Easter brings hope after a year of pandemic fatigue
The Easter Bunny is hopping into the Texas Annual Conference this year, bringing a dose of much-needed joy and hope after a year of COVID-19 restrictions. Both Wesley Memorial UMC in Huntsville and Millican UMC missed their traditional Easter gatherings last year and now look forward to a returning to their usual – albeit slightly modified – celebrations.
“Last year was really tough,” Rev. Kimberly Carney said. “We were unfortunately unable to do anything for Easter, because everything was closed.”
She recalled that last year, Easter fell not long after the COVID-19 arrived in Texas. The church was still learning how to navigate operations during the pandemic.
Usually, Wesley Memorial UMC in Huntsville hosts its annual Easter celebration on Palm Sunday, since many congregants go elsewhere on Easter Sunday. Other than the change of date, the church sticks to tradition with its celebration, including breakfast with the bunny and an egg hunt.
Each task is divided by the congregation. The United Methodist Women, for example, take charge of decorations. The men’s group provides a volunteer to be the bunny and sets up a photo opportunity. Members stuff the eggs with candy and a few dollar coins. The youth group and young adults hide the eggs that morning.
The congregation gathers for a breakfast of donuts, kolaches and fruit, and the children enjoy a reading of the story of Easter, which is often, “Benjamin's Box: The Story of the Resurrection Eggs.” The youth are also charged with waving palms before the Palm Sunday service begins.
Last year, the service moved to the parking lot and the children’s activities went on hold. Now, that has changed.
Easter back on campus
“We feel like we could do something on our campus in a safe way,” Carney said. “This year, we’re expecting a much smaller group of kids.”
Plans call for an outdoor sound system with music, pre-packaged breakfast items and plenty of picnic tables for families to enjoy time together in their own small groups. The Easter Bunny will walk around and visit with each group.
The Easter Egg Hunt will be outdoors and socially distanced. Children will also be at a distance when they go to wave the palms this year. They will simply move to the choir area where there will be more space.

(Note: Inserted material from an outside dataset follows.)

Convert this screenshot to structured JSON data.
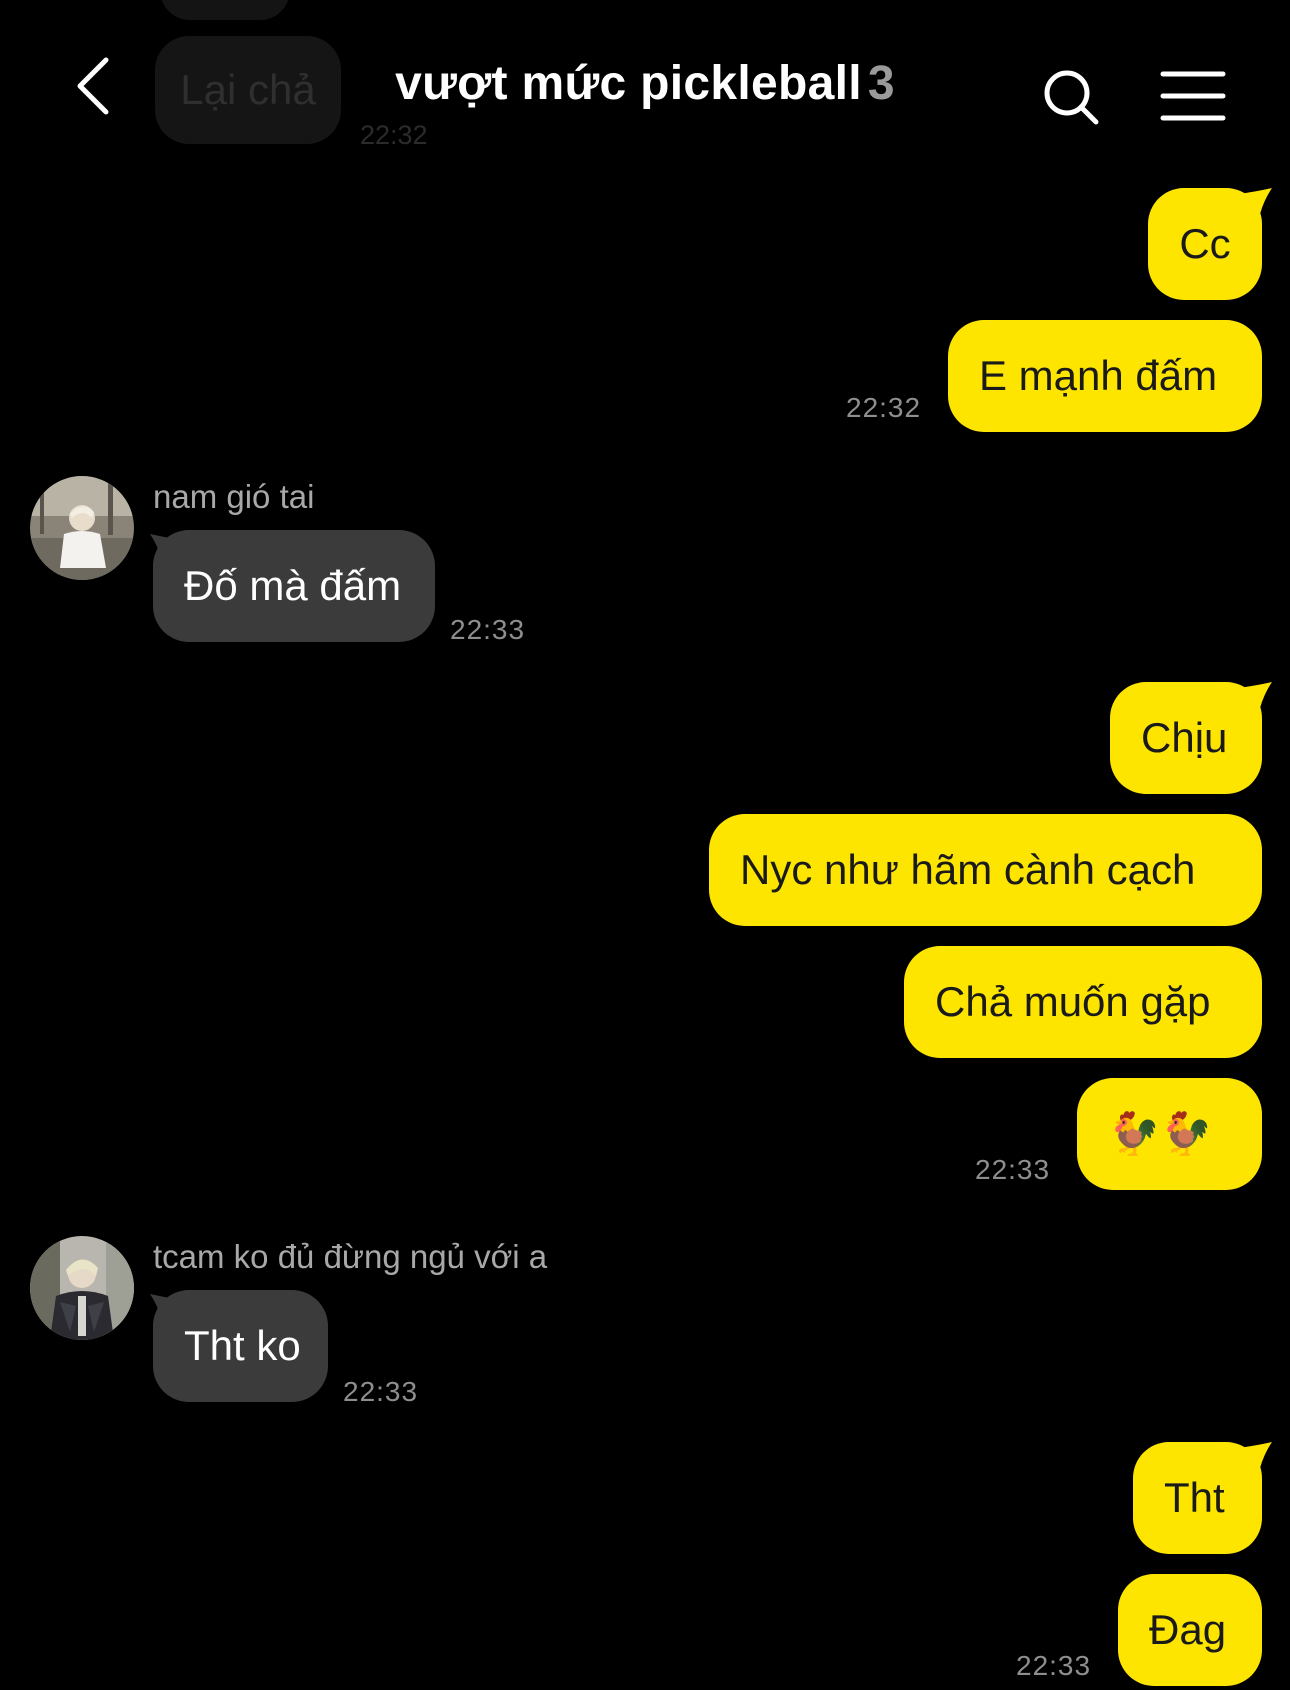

“We’re trying to keep it more traditional and still make it safe at the same time,” Carney said. “Then next year, we’re hoping to be back to the full blown Palm Sunday.”
Easter at Millican UMC

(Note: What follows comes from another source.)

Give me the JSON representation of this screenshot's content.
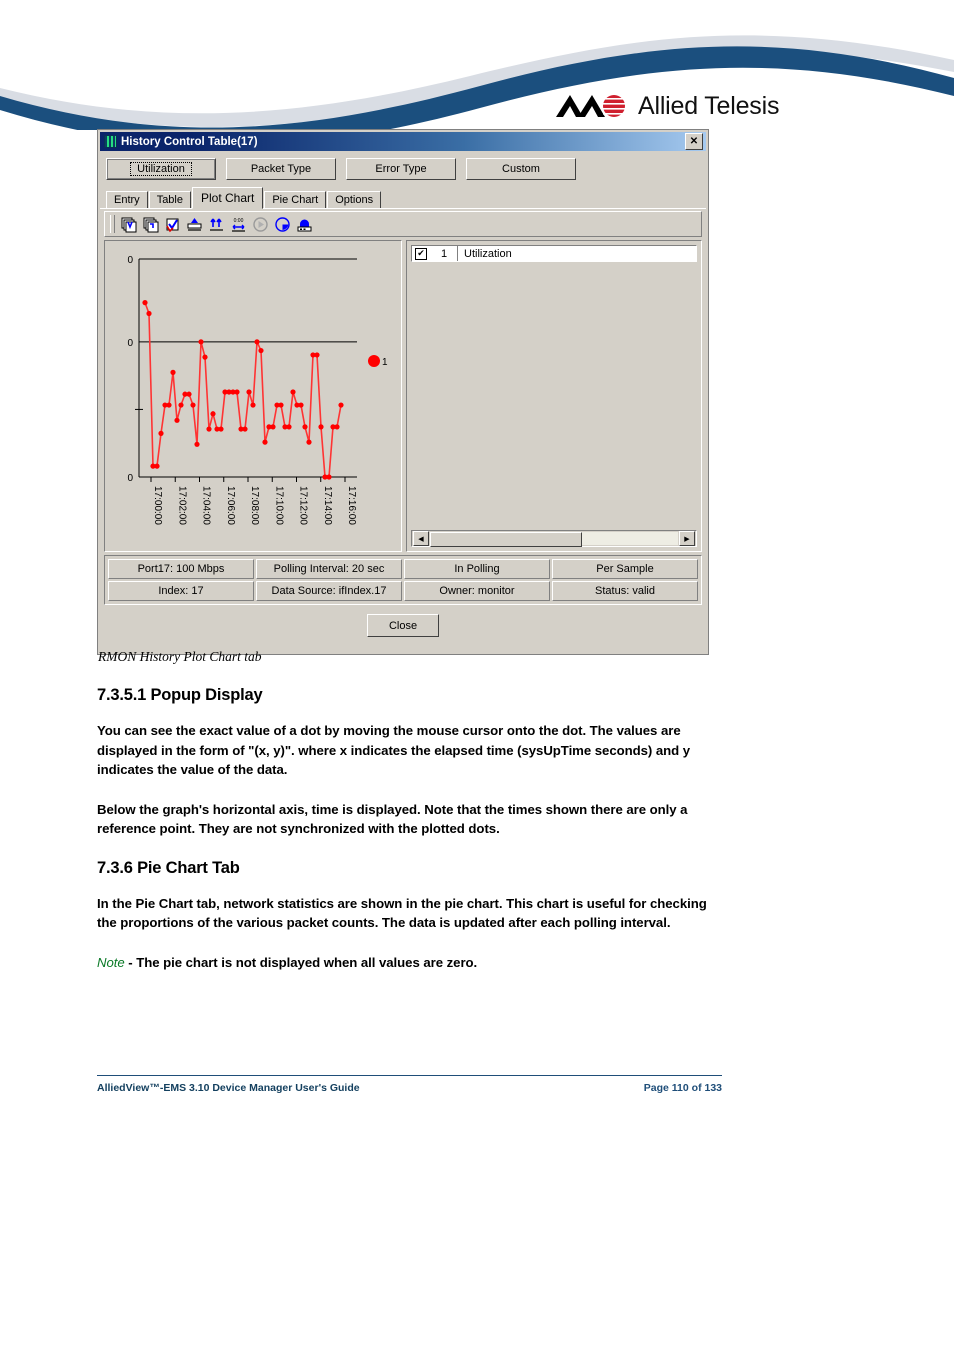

Easter is also popular at Millican UMC, located in the town of Millican, between Navasota and Bryan. It’s also one of the most well-attended services each year.
“We’re a small church, but everyone comes for Easter and brings their children,” Rev. Heather Leyland said.
The congregation added an Easter Egg hunt for its youngest members when she was appointed about five years ago. The church collects baskets and plastic eggs – and collects donations of candy from parishioners.
“We get together as a group and fill the eggs,” Leyland said. “Then right after our Easter service at 9:30 a.m., the older youth hide the eggs on the church campus.”
Preparing for the event and gathering for the Easter Egg hunt are all about fellowship and spending time as a church family, she explained. Everyone looks forward to their time together to celebrate Easter.
Last year, COVID-19 placed these traditions on hold. “Everything got canceled,” Leyland said.
Still, the church was hopeful that the Egg Hunt might continue this year, especially as schools reopened, and many members were vaccinated. “We’ve been watching everything,” Leyland said. “A month or two ago, we realized, we could do this again.”
This year’s hunt will look a little different, of course. Hand sanitizer will be on deck, and eggs will be placed further apart. Families will be encouraged to stay together as they search for their bounty.
Having an opportunity to celebrate Easter again as a church family feels exciting, Leyland said. “It’s just knowing there are things we can do – with wisdom,” she added. “We just have to think about how we can do things safely.”
Year of fatigue now hope
Recently, the pastor has been preaching about the last words of Jesus with series wrapping up on Palm Sunday.
On Easter, Leyland’s sermon will tie back to those words. “This is what Christ said as he died, and this is why He suffered on the cross,” she explained. “This is what we’ve been waiting for – the tomb being empty and His resurrection.”
Pastor Leyland sees several parallels to the Easter service and celebration, after an entire year of facing the challenges, tragedies and fatigue of COVID-19. “There is hope, as we open up the tomb, as you open the Easter eggs, that things will get better,” she said. “Things are going to get better.”
Pastor Carney said that last year, Lent seemed to not have an ending. Even this past Ash Wednesday was interrupted by the winter storm. But a celebration is not needed to remember the significance of the cross every day of the year, she added.
“As Christians, we are an Easter people every single Sunday,” Carney said. “And we know that while the tomb is empty, it is not an emptiness of nothingness. It’s an emptiness of hope.”
The pastor added that Holy Week is her favorite time of year, because she gets to share this story and help her congregation realize they are a part of it.
“The key player died for them,” she said. “They’re not peripheral. They’re part of the main story – and they can be part of that story every single day of their lives.”